Toward this goal, researchers at the Tufts University Center for Cellular Agriculture developed immortalized bovine muscle stem cells (iBSCs) that can proliferate and divide hundreds of times and possibly indefinitely. This advance, described in the journal ACS Synthetic Biology, means that researchers and companies around the globe can have access to and develop new products without repeatedly sourcing cells from farm animal biopsies.
The production of cell-cultured meat will require muscle and fat cells with a very high capacity to grow and divide. While cell-grown meat has garnered media attention with examples such as the FDA preliminary approval of cultured chicken, and even a hamburger has grown with mastodon DNA, the products are still expensive and difficult to scale up.
Normal muscle stem cells drawn from live animals to start a culture typically divide about 50 times before they start to get “old” and are no longer viable.
While it is theoretically possible for these stem cells to produce a substantial amount of meat, the immortalized cells developed by the TUCCA team offer several advantages. One is the possibility of producing significantly more mass for meat production.
Another advantage is that by making the immortalized cells widely available, they will lower the barrier of entry for other researchers to explore cellular agriculture — finding ways to reduce costs and overcome challenges to scaled-up production.
“Typically, researchers have had to do their isolations of stem cells from animals, which is expensive and laborious, or use model cell lines from less relevant species, like mouse muscle cells,” said Andrew Stout, a graduate student at TUCCA and lead researcher on the project, “Using these new persistent bovine cell lines, their studies can be more relevant, literally getting right to the meat of the matter.”
Two steps were key to transforming regular bovine muscle stem cells into immortalized bovine muscle stem cells.

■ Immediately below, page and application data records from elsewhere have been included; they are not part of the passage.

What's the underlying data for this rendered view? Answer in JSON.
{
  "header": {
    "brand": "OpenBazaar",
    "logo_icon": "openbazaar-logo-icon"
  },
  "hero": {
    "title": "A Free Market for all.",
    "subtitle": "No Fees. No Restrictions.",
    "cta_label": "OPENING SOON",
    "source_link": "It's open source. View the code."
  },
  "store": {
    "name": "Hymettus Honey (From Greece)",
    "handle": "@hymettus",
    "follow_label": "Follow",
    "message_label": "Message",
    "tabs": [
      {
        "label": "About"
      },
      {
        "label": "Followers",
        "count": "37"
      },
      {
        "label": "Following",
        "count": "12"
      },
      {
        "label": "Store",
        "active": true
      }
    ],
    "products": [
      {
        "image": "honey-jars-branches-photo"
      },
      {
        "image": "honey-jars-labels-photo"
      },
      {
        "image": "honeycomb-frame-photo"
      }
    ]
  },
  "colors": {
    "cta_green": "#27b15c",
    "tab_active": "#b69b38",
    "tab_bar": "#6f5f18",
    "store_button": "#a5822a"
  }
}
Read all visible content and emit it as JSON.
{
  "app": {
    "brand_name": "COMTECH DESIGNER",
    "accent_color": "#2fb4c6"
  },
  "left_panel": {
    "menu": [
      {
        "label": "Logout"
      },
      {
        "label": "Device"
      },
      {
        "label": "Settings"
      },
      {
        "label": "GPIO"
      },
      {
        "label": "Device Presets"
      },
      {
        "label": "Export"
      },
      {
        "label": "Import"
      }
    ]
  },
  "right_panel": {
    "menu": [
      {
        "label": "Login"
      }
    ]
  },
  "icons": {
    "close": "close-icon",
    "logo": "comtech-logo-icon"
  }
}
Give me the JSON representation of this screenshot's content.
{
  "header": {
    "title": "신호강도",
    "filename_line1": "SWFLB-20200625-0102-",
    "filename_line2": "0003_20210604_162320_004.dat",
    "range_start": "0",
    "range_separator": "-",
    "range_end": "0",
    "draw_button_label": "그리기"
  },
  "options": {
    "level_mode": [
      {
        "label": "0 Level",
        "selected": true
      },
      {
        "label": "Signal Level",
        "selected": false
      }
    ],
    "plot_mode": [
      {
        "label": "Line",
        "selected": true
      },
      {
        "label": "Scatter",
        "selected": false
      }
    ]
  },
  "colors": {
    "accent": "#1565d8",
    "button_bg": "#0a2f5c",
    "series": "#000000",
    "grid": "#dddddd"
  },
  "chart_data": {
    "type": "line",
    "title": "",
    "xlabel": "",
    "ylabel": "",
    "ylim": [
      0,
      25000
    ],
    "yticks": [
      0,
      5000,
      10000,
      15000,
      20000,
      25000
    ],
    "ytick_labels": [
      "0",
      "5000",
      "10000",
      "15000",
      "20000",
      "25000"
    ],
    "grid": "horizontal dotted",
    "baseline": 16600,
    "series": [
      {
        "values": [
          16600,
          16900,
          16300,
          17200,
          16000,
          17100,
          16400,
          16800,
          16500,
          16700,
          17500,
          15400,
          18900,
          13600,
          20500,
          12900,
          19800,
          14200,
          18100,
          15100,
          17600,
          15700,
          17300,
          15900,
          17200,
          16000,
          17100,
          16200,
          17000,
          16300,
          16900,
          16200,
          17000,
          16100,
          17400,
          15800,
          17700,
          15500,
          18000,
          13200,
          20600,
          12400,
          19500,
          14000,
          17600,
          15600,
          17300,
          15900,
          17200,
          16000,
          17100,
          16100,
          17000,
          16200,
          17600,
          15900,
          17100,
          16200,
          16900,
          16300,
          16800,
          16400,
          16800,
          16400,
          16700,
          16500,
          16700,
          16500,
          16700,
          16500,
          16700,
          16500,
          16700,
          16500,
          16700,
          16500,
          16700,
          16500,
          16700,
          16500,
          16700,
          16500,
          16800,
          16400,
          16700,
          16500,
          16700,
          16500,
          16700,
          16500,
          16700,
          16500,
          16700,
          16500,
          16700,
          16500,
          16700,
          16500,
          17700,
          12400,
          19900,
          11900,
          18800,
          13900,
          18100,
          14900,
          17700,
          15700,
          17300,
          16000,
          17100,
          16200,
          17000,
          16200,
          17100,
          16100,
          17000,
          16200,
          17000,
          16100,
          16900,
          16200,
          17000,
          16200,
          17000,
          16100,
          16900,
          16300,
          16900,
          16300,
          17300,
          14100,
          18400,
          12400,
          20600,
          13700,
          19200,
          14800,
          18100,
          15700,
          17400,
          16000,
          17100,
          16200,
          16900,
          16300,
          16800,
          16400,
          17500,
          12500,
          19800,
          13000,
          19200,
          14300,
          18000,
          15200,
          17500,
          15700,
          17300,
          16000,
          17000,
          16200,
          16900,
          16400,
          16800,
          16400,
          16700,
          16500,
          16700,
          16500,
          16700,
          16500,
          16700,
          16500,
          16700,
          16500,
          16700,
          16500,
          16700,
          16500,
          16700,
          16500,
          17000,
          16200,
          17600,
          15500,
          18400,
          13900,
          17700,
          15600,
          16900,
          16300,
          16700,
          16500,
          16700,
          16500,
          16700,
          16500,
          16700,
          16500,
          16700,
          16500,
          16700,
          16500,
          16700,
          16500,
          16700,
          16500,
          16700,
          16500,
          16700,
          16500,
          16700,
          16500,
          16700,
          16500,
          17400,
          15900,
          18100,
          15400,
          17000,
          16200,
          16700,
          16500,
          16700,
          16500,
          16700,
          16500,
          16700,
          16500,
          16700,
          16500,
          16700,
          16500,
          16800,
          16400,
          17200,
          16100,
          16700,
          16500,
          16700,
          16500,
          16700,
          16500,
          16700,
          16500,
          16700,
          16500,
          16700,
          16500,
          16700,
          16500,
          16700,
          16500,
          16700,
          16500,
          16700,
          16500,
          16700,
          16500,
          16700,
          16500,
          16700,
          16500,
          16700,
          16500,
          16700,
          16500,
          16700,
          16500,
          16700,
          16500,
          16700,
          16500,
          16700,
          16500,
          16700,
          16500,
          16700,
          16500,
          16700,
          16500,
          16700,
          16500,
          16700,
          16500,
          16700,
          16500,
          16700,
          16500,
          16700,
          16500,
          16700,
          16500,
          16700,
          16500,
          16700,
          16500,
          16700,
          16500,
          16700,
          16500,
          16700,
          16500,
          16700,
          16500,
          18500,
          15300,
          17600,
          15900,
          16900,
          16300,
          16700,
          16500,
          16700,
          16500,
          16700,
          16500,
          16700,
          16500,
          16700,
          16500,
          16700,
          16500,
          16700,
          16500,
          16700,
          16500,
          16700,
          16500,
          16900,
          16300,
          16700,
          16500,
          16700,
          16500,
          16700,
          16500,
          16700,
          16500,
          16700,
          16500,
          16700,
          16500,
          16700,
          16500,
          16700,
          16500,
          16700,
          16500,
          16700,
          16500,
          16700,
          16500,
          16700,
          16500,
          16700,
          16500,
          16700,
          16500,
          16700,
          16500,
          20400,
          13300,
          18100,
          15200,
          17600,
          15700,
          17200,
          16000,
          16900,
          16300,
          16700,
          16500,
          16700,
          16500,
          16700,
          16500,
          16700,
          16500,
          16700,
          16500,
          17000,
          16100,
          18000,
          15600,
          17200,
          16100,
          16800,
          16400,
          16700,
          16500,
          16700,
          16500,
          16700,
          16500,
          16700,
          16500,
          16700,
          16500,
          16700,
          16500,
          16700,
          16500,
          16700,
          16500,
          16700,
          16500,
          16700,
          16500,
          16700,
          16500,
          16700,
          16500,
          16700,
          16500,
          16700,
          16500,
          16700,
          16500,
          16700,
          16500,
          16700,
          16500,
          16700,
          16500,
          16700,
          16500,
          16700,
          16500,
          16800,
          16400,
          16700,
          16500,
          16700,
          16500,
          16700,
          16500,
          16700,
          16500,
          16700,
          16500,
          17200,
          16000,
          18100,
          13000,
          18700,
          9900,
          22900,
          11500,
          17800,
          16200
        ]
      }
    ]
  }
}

As they divide and age, most cells lose DNA at the ends of their chromosomes, called telomeres, like worn ropes that get frayed with use. This can lead to errors when the DNA is being copied or repaired. It can also cause genes to be lost, and cells eventually die.
The researchers engineered the bovine stem cells to constantly rebuild their telomeres, keeping their chromosomes “youthful” and ready for another round of replication and cell division.
The second step to immortalizing the cells was to make them continuously produce a protein that stimulates a critical stage of cell division. This effectively turbocharges the process and helps the cells to grow faster.
Muscle stem cells are not the final product that one wants to eat. They must divide and grow and differentiate into mature muscle cells like, or at least very similar to, the muscle cells we eat in a steak or fillet.
Stout and his research team found that the new stem cells differentiated into mature muscle cells, although not identical to animal or muscle cells from conventional bovine stem cells.
“It’s possible that they are matured enough to replicate the flavor and texture of natural meat,” said Stout, “That’s something we will have to explore further. They are doubling at a very rapid rate, so they might just need a little more time to reach full maturity.”
“While some may question whether it is safe to ingest immortalized cells, in fact, by the time the cells have been harvested, stored, cooked, and digested, there is no viable path to continued growth,” said David Kaplan, Stern Family professor of biomedical engineering at Tufts and director of TUCCA. “Like natural meat, we eat today, the cells simply become inert material that we hope will taste delicious and provide a wide range of nutritious benefits.”